The delivery problems with corona vaccines lead to a dispute among the EU member states: Austria’s Chancellor Sebastian Kurz and the heads of government of Bulgaria, Croatia, Latvia, Slovenia and the Czech Republic have sent a letter of complaint to Commission President Ursula von der Leyen and Council President Charles Michel. In the two-page letter to “Dear Ursula, dear Charles”, the sextet complains that the vaccines are not divided fairly between the 27 EU countries – some received more, some less than they are entitled to according to the proportion of the population. The politicians call on Michel to allow “a debate on this important issue between the heads of state and government as soon as possible”.
An EU representative pointed out at the weekend that Michel is inviting people to a summit meeting on March 25 and 26, at which the fight against the pandemic is on the agenda.
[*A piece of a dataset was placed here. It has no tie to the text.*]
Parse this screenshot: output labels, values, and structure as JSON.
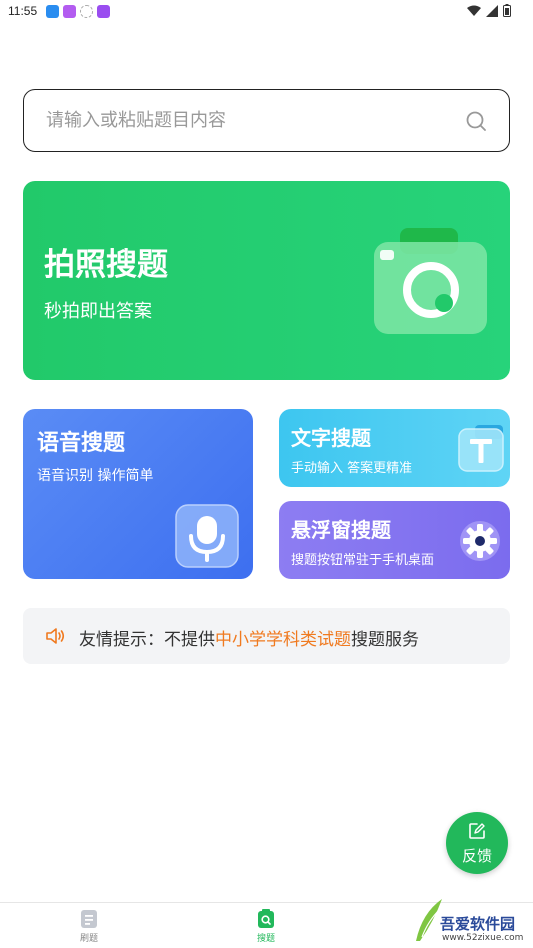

The background to the dispute is the failures at Astra Zeneca – and the fact that some countries are more dependent on this company’s vaccines than others.
The British-Swedish manufacturer announced on Friday evening that it would only be able to deliver 100 million cans in the first half of the year instead of the promised 270. The group has been behind schedule since the beginning of the year. The Mainz company Biontech and its US partner Pfizer, however, keep their promises. And contrary to expectations, the duo’s novel mRNA vaccine was approved earlier than the Astra Zeneca drug.
Bulgaria wanted to buy less – Berlin took hold of it
This is nice for countries that have ordered a comparatively large amount from Biontech and little from Astra Zeneca. And bad for those who are the other way around. The EU Commission, which negotiated the contracts with the manufacturers, suggested distributing the vaccines of each individual manufacturer to the states exactly according to the proportion of the population. Germany will then account for 18.6 percent of the funds. However, in the fall, some governments wanted to buy less from the Biontech vaccine than they are entitled to. The product is much more expensive than the Astra Zeneca product and must be frozen. There were similar concerns with the vaccine of the US company Moderna. In particular, poorer member states such as Bulgaria were reluctant to use these vaccines – and primarily relied on Astra Zeneca.
The surplus doses of the Biontech or Moderna vaccine were then ordered by richer countries such as Germany, France, Denmark or the Netherlands. As a result, they now receive more of it than the population key suggests and are less dependent on Astra Zeneca. In Bulgaria, 55 percent of the vaccine doses delivered to date come from Astra Zeneca, in Croatia and Latvia it is more than 40 percent – and in Germany only 25 percent.
Chancellor Kurz attacks a committee headed by a compatriot
Chancellor Kurz and the other signatories argue that it is “a matter of European solidarity to ensure that all Member States, large and small, have equal access to scarce” vaccines. The Austrian Christian Democrat presented his demands at a press conference on Friday. There he also complained that there was a non-transparent “bazaar” for vaccine in the steering committee. In the body, representatives of the member states monitor the joint procurement of vaccines. Interestingly enough, Clemens Auer is an Austrian co-chairman.
The federal government as well as the governments of the Netherlands and Malta defended their purchases of additional cans against criticism from Kurz. The EU Commission announced that allocation strictly according to the population key would be fair and therefore the model originally proposed by it. But now it is “up to the member states to reach an agreement if they want to return to population-based distribution”.